### TASK ITEM
Every line below that holds the string "date" must be copied.

[[ RECORDS TO PROCESS, beginning ]]

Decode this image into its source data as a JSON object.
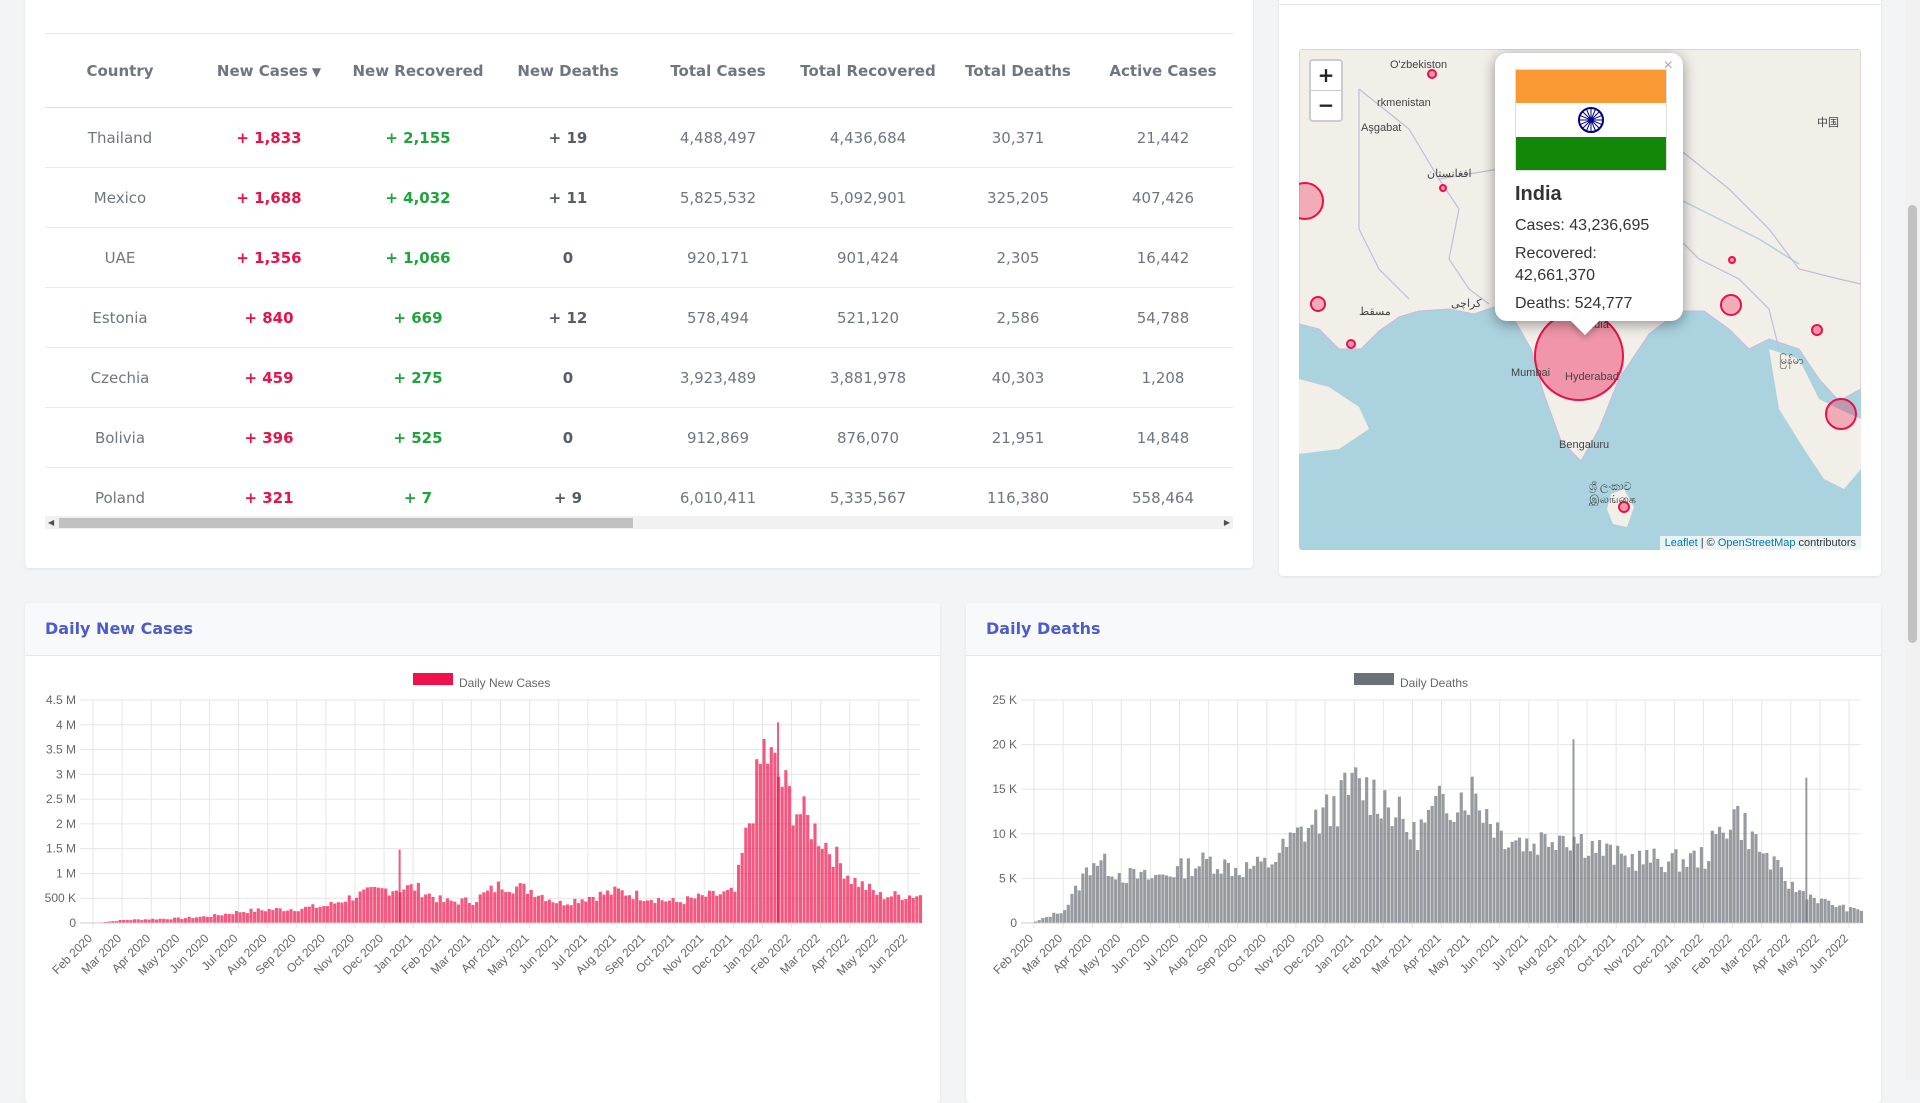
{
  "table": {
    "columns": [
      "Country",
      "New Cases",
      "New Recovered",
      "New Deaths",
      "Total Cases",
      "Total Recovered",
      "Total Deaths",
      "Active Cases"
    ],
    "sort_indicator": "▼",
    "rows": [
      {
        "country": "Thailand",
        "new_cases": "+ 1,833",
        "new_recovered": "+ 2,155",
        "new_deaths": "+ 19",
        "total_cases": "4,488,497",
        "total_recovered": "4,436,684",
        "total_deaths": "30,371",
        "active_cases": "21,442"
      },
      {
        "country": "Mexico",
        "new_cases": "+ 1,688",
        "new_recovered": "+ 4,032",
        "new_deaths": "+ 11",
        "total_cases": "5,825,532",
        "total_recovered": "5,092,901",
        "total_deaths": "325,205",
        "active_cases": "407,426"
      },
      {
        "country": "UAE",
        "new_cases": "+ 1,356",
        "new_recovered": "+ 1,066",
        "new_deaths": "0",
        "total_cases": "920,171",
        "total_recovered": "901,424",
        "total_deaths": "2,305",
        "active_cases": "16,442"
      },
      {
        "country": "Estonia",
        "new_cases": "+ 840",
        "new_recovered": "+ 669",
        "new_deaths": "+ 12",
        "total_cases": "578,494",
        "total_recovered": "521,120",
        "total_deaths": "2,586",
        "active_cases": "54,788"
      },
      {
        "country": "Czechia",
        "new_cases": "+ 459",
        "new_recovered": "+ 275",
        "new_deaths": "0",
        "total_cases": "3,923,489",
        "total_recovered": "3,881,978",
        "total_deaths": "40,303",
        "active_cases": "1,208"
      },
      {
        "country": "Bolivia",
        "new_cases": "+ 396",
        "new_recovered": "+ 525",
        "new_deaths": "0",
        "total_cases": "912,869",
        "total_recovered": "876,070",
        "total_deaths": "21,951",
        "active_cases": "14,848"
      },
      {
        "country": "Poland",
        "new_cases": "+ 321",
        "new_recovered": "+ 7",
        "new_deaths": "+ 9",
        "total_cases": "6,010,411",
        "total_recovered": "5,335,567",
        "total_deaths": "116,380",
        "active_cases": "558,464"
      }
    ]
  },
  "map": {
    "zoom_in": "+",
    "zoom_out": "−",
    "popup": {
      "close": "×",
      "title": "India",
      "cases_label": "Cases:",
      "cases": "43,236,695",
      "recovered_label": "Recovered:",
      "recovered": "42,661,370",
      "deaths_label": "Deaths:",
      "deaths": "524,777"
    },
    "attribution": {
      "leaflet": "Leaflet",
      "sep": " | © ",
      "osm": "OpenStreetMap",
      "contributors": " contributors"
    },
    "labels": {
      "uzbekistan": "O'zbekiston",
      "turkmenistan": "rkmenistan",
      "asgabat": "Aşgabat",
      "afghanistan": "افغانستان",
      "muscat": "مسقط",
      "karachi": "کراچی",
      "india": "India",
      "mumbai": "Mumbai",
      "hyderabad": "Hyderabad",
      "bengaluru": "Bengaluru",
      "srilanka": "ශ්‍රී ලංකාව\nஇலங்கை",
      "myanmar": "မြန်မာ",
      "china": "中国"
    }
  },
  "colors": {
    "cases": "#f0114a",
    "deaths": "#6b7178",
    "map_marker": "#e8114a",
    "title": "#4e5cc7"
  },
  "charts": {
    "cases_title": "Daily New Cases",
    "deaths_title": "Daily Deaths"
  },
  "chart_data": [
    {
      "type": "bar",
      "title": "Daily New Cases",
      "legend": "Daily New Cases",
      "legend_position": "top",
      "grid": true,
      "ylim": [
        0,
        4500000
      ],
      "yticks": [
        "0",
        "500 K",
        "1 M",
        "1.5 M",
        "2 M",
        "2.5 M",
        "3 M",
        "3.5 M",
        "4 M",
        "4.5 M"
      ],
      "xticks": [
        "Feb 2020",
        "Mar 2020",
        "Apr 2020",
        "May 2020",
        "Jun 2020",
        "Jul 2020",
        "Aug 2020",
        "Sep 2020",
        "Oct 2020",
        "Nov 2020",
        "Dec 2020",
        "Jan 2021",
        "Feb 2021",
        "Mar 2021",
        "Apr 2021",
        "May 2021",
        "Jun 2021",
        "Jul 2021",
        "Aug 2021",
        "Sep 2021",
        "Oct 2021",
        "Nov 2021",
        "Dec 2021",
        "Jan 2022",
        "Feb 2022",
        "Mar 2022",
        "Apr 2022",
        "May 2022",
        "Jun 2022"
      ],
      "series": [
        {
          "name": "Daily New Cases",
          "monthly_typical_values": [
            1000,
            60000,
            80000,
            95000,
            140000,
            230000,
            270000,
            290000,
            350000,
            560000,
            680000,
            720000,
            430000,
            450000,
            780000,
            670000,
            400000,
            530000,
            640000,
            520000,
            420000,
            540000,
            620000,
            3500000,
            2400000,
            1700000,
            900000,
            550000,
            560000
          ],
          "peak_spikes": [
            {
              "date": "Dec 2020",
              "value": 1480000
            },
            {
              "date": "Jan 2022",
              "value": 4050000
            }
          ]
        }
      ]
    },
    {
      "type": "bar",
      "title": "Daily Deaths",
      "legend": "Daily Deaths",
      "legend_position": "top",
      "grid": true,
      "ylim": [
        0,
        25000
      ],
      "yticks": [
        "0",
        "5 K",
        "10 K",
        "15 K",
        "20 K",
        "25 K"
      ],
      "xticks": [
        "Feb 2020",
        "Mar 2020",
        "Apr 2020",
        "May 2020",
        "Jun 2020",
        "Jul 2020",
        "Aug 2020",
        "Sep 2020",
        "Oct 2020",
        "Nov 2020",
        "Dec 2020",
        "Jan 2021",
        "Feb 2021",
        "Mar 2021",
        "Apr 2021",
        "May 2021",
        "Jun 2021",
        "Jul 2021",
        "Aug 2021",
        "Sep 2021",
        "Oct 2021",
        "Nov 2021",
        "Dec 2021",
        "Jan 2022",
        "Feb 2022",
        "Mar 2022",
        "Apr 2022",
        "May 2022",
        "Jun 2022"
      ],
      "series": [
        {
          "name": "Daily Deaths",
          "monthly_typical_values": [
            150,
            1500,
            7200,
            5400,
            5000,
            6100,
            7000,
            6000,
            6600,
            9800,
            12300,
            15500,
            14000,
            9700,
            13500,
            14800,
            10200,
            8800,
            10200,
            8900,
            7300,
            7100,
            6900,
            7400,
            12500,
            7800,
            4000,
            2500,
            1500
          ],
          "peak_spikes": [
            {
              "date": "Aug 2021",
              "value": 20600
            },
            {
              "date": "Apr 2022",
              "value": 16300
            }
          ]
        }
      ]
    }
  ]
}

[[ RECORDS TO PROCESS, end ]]

### SOLUTION FOR THIS PROBLEM
              "date": "Dec 2020",
              "date": "Jan 2022",
              "date": "Aug 2021",
              "date": "Apr 2022",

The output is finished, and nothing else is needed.